PROBLEM DESCRIPTION:
Below are the records; count how many of their lines contain the word "icon" and give that number only.
DATA TO USE section start
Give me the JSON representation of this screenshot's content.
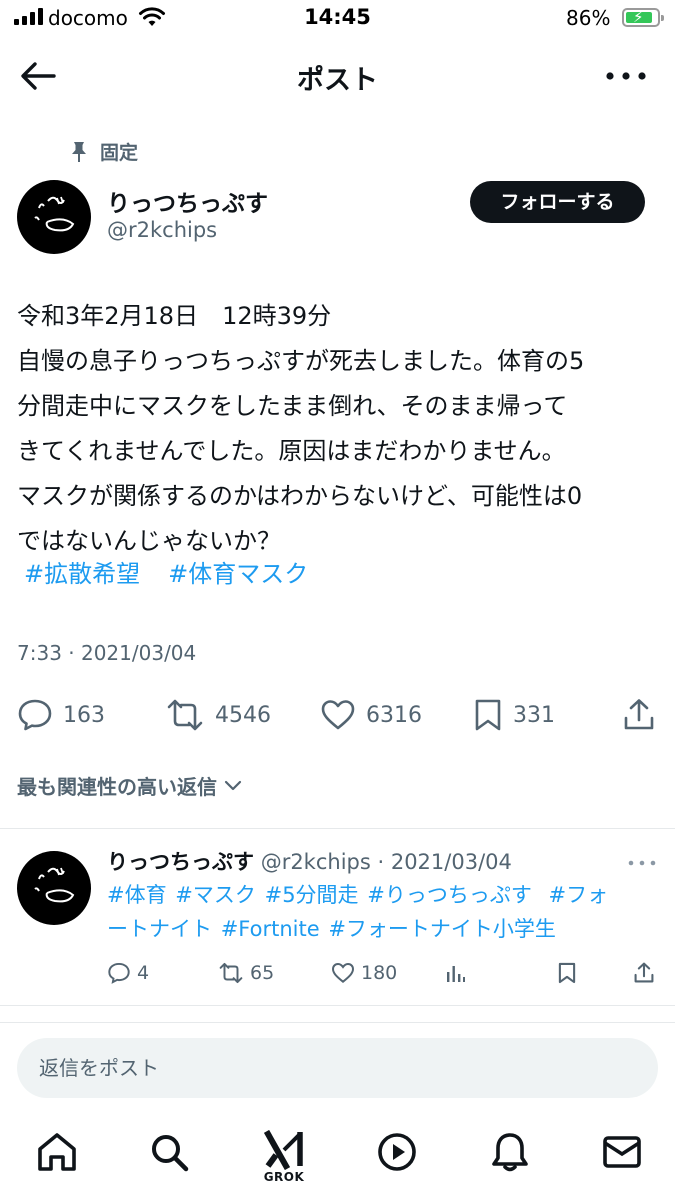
{
  "status_bar": {
    "carrier": "docomo",
    "time": "14:45",
    "battery_percent": "86%",
    "battery_level": 0.86,
    "charging": true
  },
  "nav": {
    "title": "ポスト",
    "back_icon": "arrow-left-icon",
    "more_icon": "more-horizontal-icon"
  },
  "post": {
    "pinned_label": "固定",
    "author_name": "りっつちっぷす",
    "author_handle": "@r2kchips",
    "follow_label": "フォローする",
    "body_lines": [
      "令和3年2月18日　12時39分",
      "自慢の息子りっつちっぷすが死去しました。体育の5",
      "分間走中にマスクをしたまま倒れ、そのまま帰って",
      "きてくれませんでした。原因はまだわかりません。",
      "マスクが関係するのかはわからないけど、可能性は0",
      "ではないんじゃないか？"
    ],
    "hashtags": [
      "#拡散希望",
      "#体育マスク"
    ],
    "timestamp": "7:33 · 2021/03/04",
    "stats": {
      "replies": "163",
      "reposts": "4546",
      "likes": "6316",
      "bookmarks": "331"
    }
  },
  "sort_label": "最も関連性の高い返信",
  "reply": {
    "author_name": "りっつちっぷす",
    "meta": "@r2kchips · 2021/03/04",
    "tags_line1": [
      "#体育",
      "#マスク",
      "#5分間走",
      "#りっつちっぷす",
      "#フォ"
    ],
    "tags_line2": [
      "ートナイト",
      "#Fortnite",
      "#フォートナイト小学生"
    ],
    "stats": {
      "replies": "4",
      "reposts": "65",
      "likes": "180"
    }
  },
  "reply_input": {
    "placeholder": "返信をポスト"
  },
  "tabbar": {
    "grok_label": "GROK",
    "items": [
      "home-icon",
      "search-icon",
      "grok-icon",
      "video-icon",
      "notifications-icon",
      "messages-icon"
    ]
  },
  "colors": {
    "text": "#0f1419",
    "secondary": "#536471",
    "link": "#1d9bf0",
    "divider": "#e6e9eb",
    "battery": "#34c759"
  }
}
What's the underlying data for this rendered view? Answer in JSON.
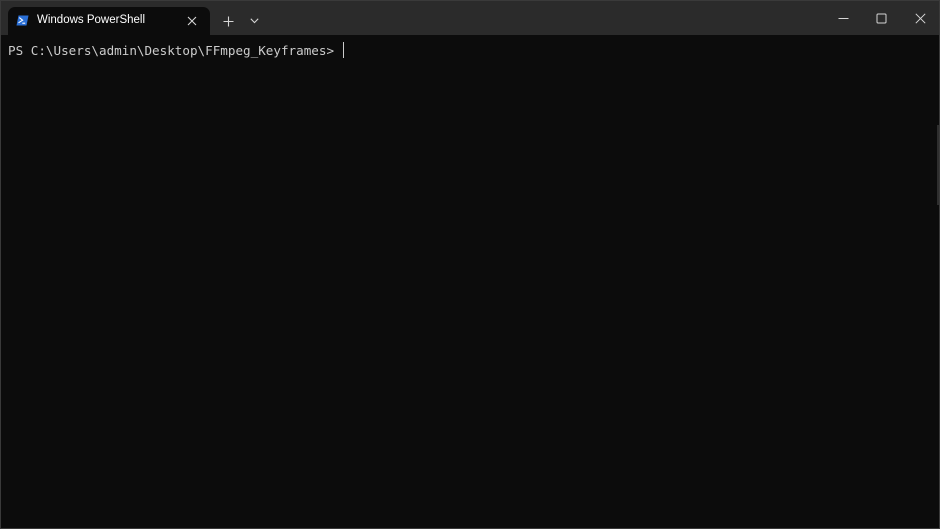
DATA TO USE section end
RESPONSE AREA:
8